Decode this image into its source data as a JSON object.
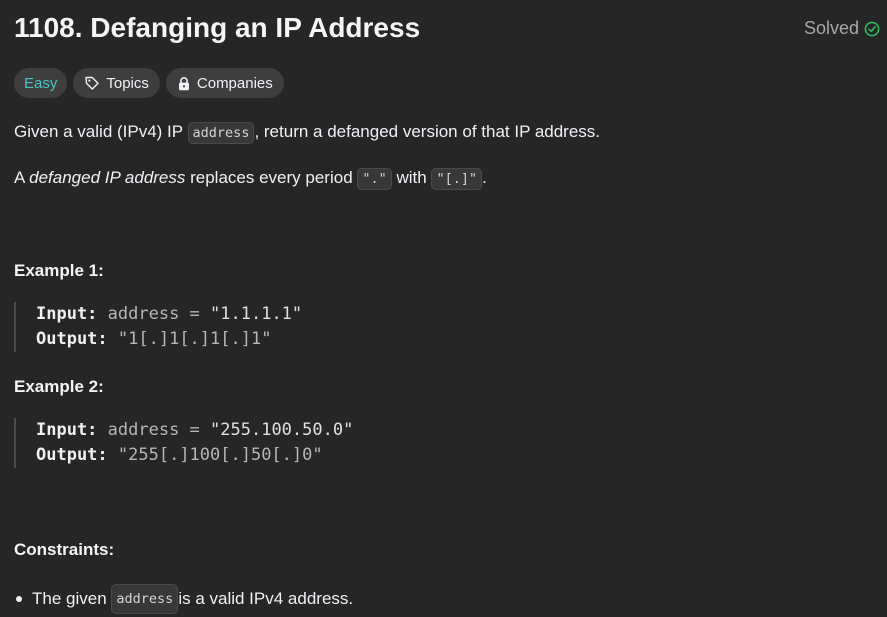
{
  "problem": {
    "title": "1108. Defanging an IP Address",
    "status": "Solved"
  },
  "tags": {
    "difficulty": "Easy",
    "topics": "Topics",
    "companies": "Companies"
  },
  "description": {
    "p1_a": "Given a valid (IPv4) IP ",
    "p1_code": "address",
    "p1_b": ", return a defanged version of that IP address.",
    "p2_a": "A ",
    "p2_em": "defanged IP address",
    "p2_b": " replaces every period ",
    "p2_code1": "\".\"",
    "p2_c": " with ",
    "p2_code2": "\"[.]\"",
    "p2_d": "."
  },
  "examples": [
    {
      "heading": "Example 1:",
      "input_label": "Input:",
      "input_value": "address = ",
      "input_string": "\"1.1.1.1\"",
      "output_label": "Output:",
      "output_value": "\"1[.]1[.]1[.]1\""
    },
    {
      "heading": "Example 2:",
      "input_label": "Input:",
      "input_value": "address = ",
      "input_string": "\"255.100.50.0\"",
      "output_label": "Output:",
      "output_value": "\"255[.]100[.]50[.]0\""
    }
  ],
  "constraints": {
    "heading": "Constraints:",
    "items": [
      {
        "a": "The given ",
        "code": "address",
        "b": " is a valid IPv4 address."
      }
    ]
  },
  "colors": {
    "background": "#262626",
    "easy": "#46c6c2",
    "solved_check": "#2cbb5d"
  }
}
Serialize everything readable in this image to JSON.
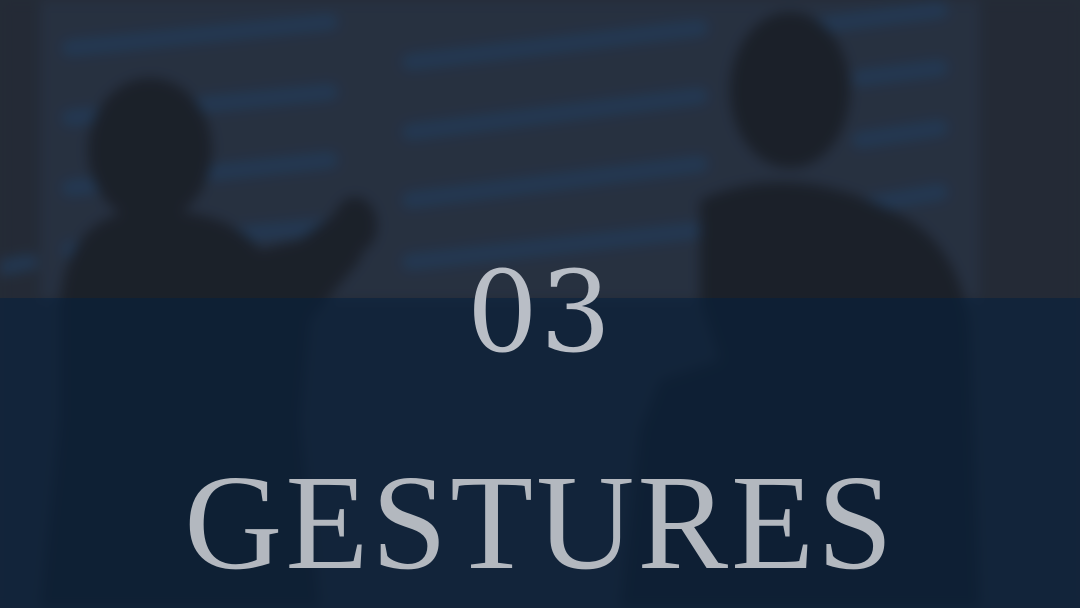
{
  "slide": {
    "number": "03",
    "title": "GESTURES"
  },
  "background": {
    "image": "blurred-silhouettes-of-two-people-in-front-of-window-blinds",
    "overlay_top_color": "#2a303a",
    "overlay_bottom_color": "#10243c",
    "text_color": "#b3b8bf"
  }
}
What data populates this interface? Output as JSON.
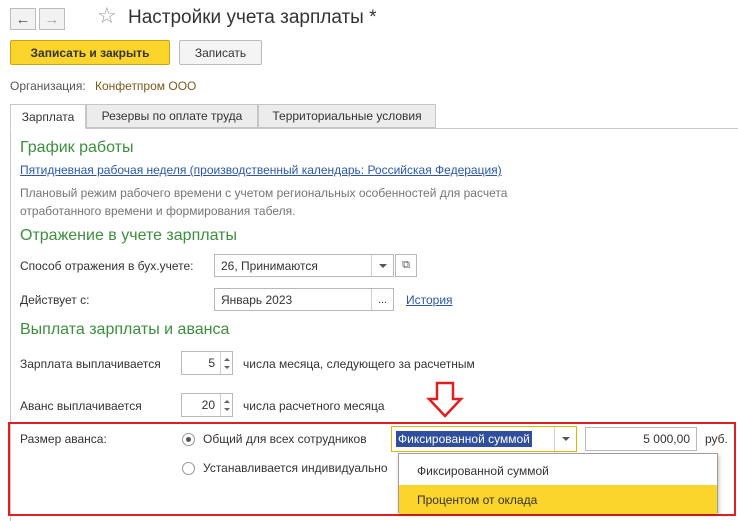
{
  "titlebar": {
    "title": "Настройки учета зарплаты *",
    "back_icon": "arrow-left",
    "forward_icon": "arrow-right"
  },
  "toolbar": {
    "save_close_label": "Записать и закрыть",
    "save_label": "Записать"
  },
  "organization": {
    "label": "Организация:",
    "value": "Конфетпром ООО"
  },
  "tabs": [
    {
      "label": "Зарплата",
      "active": true
    },
    {
      "label": "Резервы по оплате труда",
      "active": false
    },
    {
      "label": "Территориальные условия",
      "active": false
    }
  ],
  "schedule": {
    "heading": "График работы",
    "link": "Пятидневная рабочая неделя (производственный календарь: Российская Федерация)",
    "note_line1": "Плановый режим рабочего времени с учетом региональных особенностей для расчета",
    "note_line2": "отработанного времени и формирования табеля."
  },
  "accounting": {
    "heading": "Отражение в учете зарплаты",
    "method_label": "Способ отражения в бух.учете:",
    "method_value": "26, Принимаются",
    "effective_label": "Действует с:",
    "effective_value": "Январь 2023",
    "ellipsis": "...",
    "history_link": "История"
  },
  "payment": {
    "heading": "Выплата зарплаты и аванса",
    "salary_label": "Зарплата выплачивается",
    "salary_day": "5",
    "salary_suffix": "числа месяца, следующего за расчетным",
    "advance_label": "Аванс выплачивается",
    "advance_day": "20",
    "advance_suffix": "числа расчетного месяца",
    "advance_size_label": "Размер аванса:",
    "option_common": "Общий для всех сотрудников",
    "option_individual": "Устанавливается индивидуально",
    "mode_value": "Фиксированной суммой",
    "amount": "5 000,00",
    "currency": "руб."
  },
  "dropdown": {
    "items": [
      "Фиксированной суммой",
      "Процентом от оклада"
    ],
    "highlighted_index": 1
  },
  "colors": {
    "accent_yellow": "#fbd52c",
    "heading_green": "#3c8f3c",
    "link_blue": "#2a58a7",
    "highlight_red": "#e02020"
  }
}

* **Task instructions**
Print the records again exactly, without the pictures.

* **Exercise output**
Decode this image into its source data as a JSON object.
{
  "problem": {
    "title": "1108. Defanging an IP Address",
    "status": "Solved"
  },
  "tags": {
    "difficulty": "Easy",
    "topics": "Topics",
    "companies": "Companies"
  },
  "description": {
    "p1_a": "Given a valid (IPv4) IP ",
    "p1_code": "address",
    "p1_b": ", return a defanged version of that IP address.",
    "p2_a": "A ",
    "p2_em": "defanged IP address",
    "p2_b": " replaces every period ",
    "p2_code1": "\".\"",
    "p2_c": " with ",
    "p2_code2": "\"[.]\"",
    "p2_d": "."
  },
  "examples": [
    {
      "heading": "Example 1:",
      "input_label": "Input:",
      "input_value": "address = ",
      "input_string": "\"1.1.1.1\"",
      "output_label": "Output:",
      "output_value": "\"1[.]1[.]1[.]1\""
    },
    {
      "heading": "Example 2:",
      "input_label": "Input:",
      "input_value": "address = ",
      "input_string": "\"255.100.50.0\"",
      "output_label": "Output:",
      "output_value": "\"255[.]100[.]50[.]0\""
    }
  ],
  "constraints": {
    "heading": "Constraints:",
    "items": [
      {
        "a": "The given ",
        "code": "address",
        "b": " is a valid IPv4 address."
      }
    ]
  },
  "colors": {
    "background": "#262626",
    "easy": "#46c6c2",
    "solved_check": "#2cbb5d"
  }
}
Serialize everything readable in this image to JSON.
{
  "slide": {
    "number": "03",
    "title": "GESTURES"
  },
  "background": {
    "image": "blurred-silhouettes-of-two-people-in-front-of-window-blinds",
    "overlay_top_color": "#2a303a",
    "overlay_bottom_color": "#10243c",
    "text_color": "#b3b8bf"
  }
}
What data populates this interface? Output as JSON.
{
  "titlebar": {
    "title": "Настройки учета зарплаты *",
    "back_icon": "arrow-left",
    "forward_icon": "arrow-right"
  },
  "toolbar": {
    "save_close_label": "Записать и закрыть",
    "save_label": "Записать"
  },
  "organization": {
    "label": "Организация:",
    "value": "Конфетпром ООО"
  },
  "tabs": [
    {
      "label": "Зарплата",
      "active": true
    },
    {
      "label": "Резервы по оплате труда",
      "active": false
    },
    {
      "label": "Территориальные условия",
      "active": false
    }
  ],
  "schedule": {
    "heading": "График работы",
    "link": "Пятидневная рабочая неделя (производственный календарь: Российская Федерация)",
    "note_line1": "Плановый режим рабочего времени с учетом региональных особенностей для расчета",
    "note_line2": "отработанного времени и формирования табеля."
  },
  "accounting": {
    "heading": "Отражение в учете зарплаты",
    "method_label": "Способ отражения в бух.учете:",
    "method_value": "26, Принимаются",
    "effective_label": "Действует с:",
    "effective_value": "Январь 2023",
    "ellipsis": "...",
    "history_link": "История"
  },
  "payment": {
    "heading": "Выплата зарплаты и аванса",
    "salary_label": "Зарплата выплачивается",
    "salary_day": "5",
    "salary_suffix": "числа месяца, следующего за расчетным",
    "advance_label": "Аванс выплачивается",
    "advance_day": "20",
    "advance_suffix": "числа расчетного месяца",
    "advance_size_label": "Размер аванса:",
    "option_common": "Общий для всех сотрудников",
    "option_individual": "Устанавливается индивидуально",
    "mode_value": "Фиксированной суммой",
    "amount": "5 000,00",
    "currency": "руб."
  },
  "dropdown": {
    "items": [
      "Фиксированной суммой",
      "Процентом от оклада"
    ],
    "highlighted_index": 1
  },
  "colors": {
    "accent_yellow": "#fbd52c",
    "heading_green": "#3c8f3c",
    "link_blue": "#2a58a7",
    "highlight_red": "#e02020"
  }
}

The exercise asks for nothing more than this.